Java: How to get all implementations of an Interface

Frankie
3 min readDec 28, 2022

How to list all known implementations of an interface is something that I’m asked a lot. I’m biased towards two ways of doing it.

Java 6 brought us the Service Provider Interface (SPI) which has at its core the ServiceLoader class, responsible for loading implementations.

Java itself uses the Service Provider Interface (SPI) in many ways:

Using it is straightforward. You just have to declare all providers in a provider configuration file. In order to do so, put them in a META-INF/services/com.example.providers.CustomProvider and the content of this file will list the existing providers:

com.example.providers.ProviderOfFood
com.example.providers.ProviderOfHappiness

File contents are the fully qualified name(s) of the implementations.

I don’t really like the above solution, it’s brittle and prone to errors. I’ve seen programs where providers were not available as there was a typo, and I’ve also seen lost hours because developers refactored classes forgetting to update the respective META-INF files.

Both libraries below achieve the same.

Say you have the following code:

public interface Provider {
void sayHello();
}

@AutoService(Provider.class)
public class ProviderOfFood implements Provider {
...
}

@AutoService(Provider.class)
public class ProviderOfHappiness implements Provider {
...
}

Two implementations of the hypothetical Provider interface

Google AutoService

At compile time, Google AutoService searches your code for annotations of type @AutoService and automatically writes the META-INF file for you. This implementation, having the search at compile time, is the fastest one. You would call it like this:

ServiceLoader<Provider> providers = ServiceLoader.load(Provider.class);
for (Provider p : providers) {
p.sayHello();
}

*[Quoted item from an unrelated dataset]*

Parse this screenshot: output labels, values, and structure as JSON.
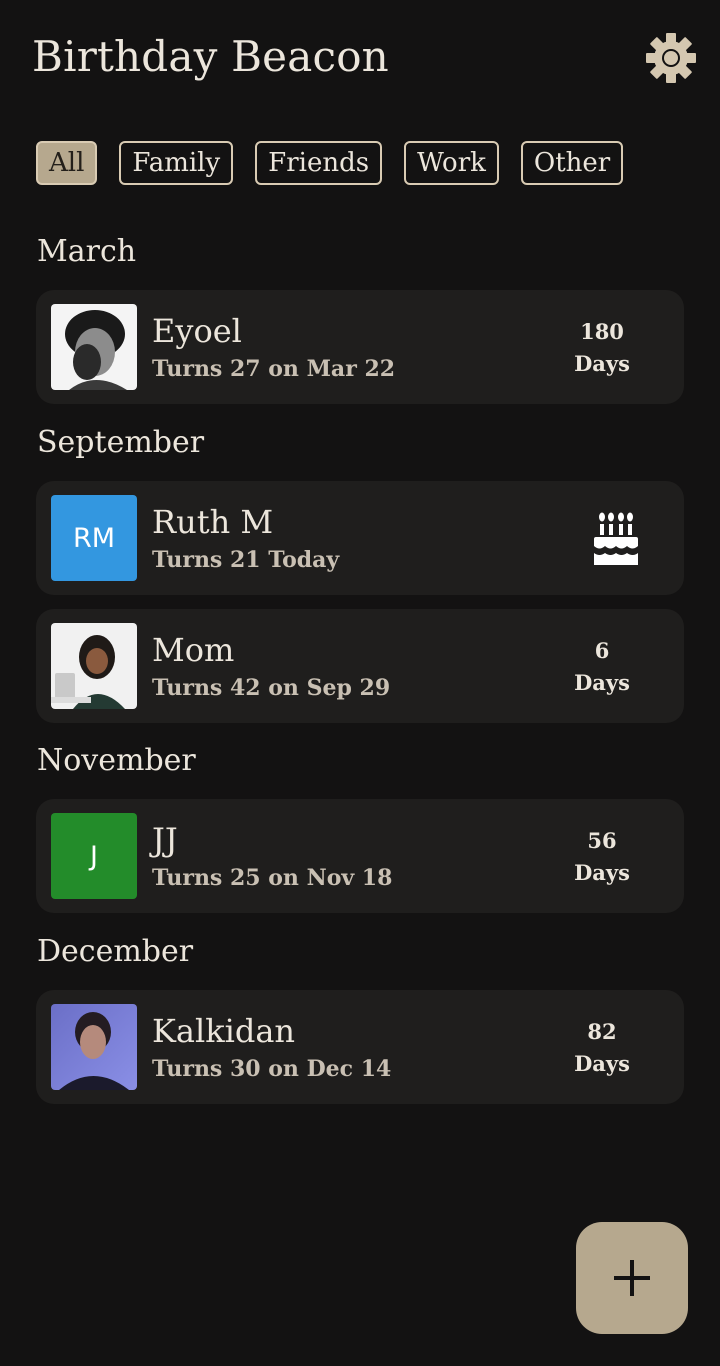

You simply use Java’s ServiceLoader to get your implementations

Ronmano Reflections

Finds your classes at runtime using reflections. To make faster, you must narrow down the search scope by providing some package info to the library. This implementation has the benefit of working better with hot-reloaded code. Though you’ll pay the price in speed. You would call it like this:

Reflections reflections = new Reflections("com.example.providers");
Set<Class<?>> subTypes = reflections.get(SubTypes.of(Provider.class).asClass());

for (Class<?> aClass : subTypes) {
Constructor<?> ctor = aClass.getConstructor();
Provider p = (Provider) ctor.newInstance();
p.sayHello();
}

Notice that you specified com.example.providers as the location to search for providers

Which library should we use?

Depends.

ServiceLoader is 10x faster than Ronmano Reflections, but even on very modest hardware, running Ronmano Reflections 10_000 times will only take you back an extra ~8 seconds.

When you use ServiceLoader you initialize the classes. If you just want to list them, you can read the META-INF file.

Using Ronmano Reflections tough, you get the list of the classes, and you have to initialize them by hand. That, depending on the situation, may be a plus.

I’m a fan of mechanical keyboards, but this season gifted some LogicTech K120 to family and friends who I knew had outrageously worn out keyboards. Huge success! If I can’t offer a perishable item, I try to make it something that wears out. I’ve learnt my lesson on decorative articles a long time ago! ;)

Originally published at https://wasteofserver.com on December 28, 2022.

--

--